BEGIN Input

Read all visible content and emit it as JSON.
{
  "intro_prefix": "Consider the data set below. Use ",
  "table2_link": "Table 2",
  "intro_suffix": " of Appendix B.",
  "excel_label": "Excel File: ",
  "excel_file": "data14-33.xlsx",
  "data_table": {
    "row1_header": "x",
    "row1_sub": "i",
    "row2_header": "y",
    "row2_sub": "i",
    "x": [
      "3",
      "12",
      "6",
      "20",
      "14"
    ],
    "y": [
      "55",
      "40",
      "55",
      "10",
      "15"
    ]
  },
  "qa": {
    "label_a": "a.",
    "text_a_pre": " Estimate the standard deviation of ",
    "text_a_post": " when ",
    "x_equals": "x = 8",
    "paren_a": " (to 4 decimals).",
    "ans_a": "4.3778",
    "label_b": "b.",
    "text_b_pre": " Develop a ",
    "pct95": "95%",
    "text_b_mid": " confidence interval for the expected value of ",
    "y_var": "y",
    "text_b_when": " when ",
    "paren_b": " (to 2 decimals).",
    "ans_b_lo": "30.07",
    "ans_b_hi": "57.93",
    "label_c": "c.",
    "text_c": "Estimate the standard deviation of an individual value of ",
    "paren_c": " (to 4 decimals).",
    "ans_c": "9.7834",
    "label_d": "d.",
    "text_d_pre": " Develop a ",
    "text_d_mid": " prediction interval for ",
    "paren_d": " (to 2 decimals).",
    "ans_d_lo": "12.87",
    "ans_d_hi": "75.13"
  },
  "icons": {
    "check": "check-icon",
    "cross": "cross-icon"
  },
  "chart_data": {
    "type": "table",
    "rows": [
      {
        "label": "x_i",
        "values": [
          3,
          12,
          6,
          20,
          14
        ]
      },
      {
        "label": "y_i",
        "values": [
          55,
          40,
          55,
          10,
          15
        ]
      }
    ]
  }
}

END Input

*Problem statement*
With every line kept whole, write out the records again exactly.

*Exercise solution*
Read all visible content and emit it as JSON.
{
  "intro_prefix": "Consider the data set below. Use ",
  "table2_link": "Table 2",
  "intro_suffix": " of Appendix B.",
  "excel_label": "Excel File: ",
  "excel_file": "data14-33.xlsx",
  "data_table": {
    "row1_header": "x",
    "row1_sub": "i",
    "row2_header": "y",
    "row2_sub": "i",
    "x": [
      "3",
      "12",
      "6",
      "20",
      "14"
    ],
    "y": [
      "55",
      "40",
      "55",
      "10",
      "15"
    ]
  },
  "qa": {
    "label_a": "a.",
    "text_a_pre": " Estimate the standard deviation of ",
    "text_a_post": " when ",
    "x_equals": "x = 8",
    "paren_a": " (to 4 decimals).",
    "ans_a": "4.3778",
    "label_b": "b.",
    "text_b_pre": " Develop a ",
    "pct95": "95%",
    "text_b_mid": " confidence interval for the expected value of ",
    "y_var": "y",
    "text_b_when": " when ",
    "paren_b": " (to 2 decimals).",
    "ans_b_lo": "30.07",
    "ans_b_hi": "57.93",
    "label_c": "c.",
    "text_c": "Estimate the standard deviation of an individual value of ",
    "paren_c": " (to 4 decimals).",
    "ans_c": "9.7834",
    "label_d": "d.",
    "text_d_pre": " Develop a ",
    "text_d_mid": " prediction interval for ",
    "paren_d": " (to 2 decimals).",
    "ans_d_lo": "12.87",
    "ans_d_hi": "75.13"
  },
  "icons": {
    "check": "check-icon",
    "cross": "cross-icon"
  },
  "chart_data": {
    "type": "table",
    "rows": [
      {
        "label": "x_i",
        "values": [
          3,
          12,
          6,
          20,
          14
        ]
      },
      {
        "label": "y_i",
        "values": [
          55,
          40,
          55,
          10,
          15
        ]
      }
    ]
  }
}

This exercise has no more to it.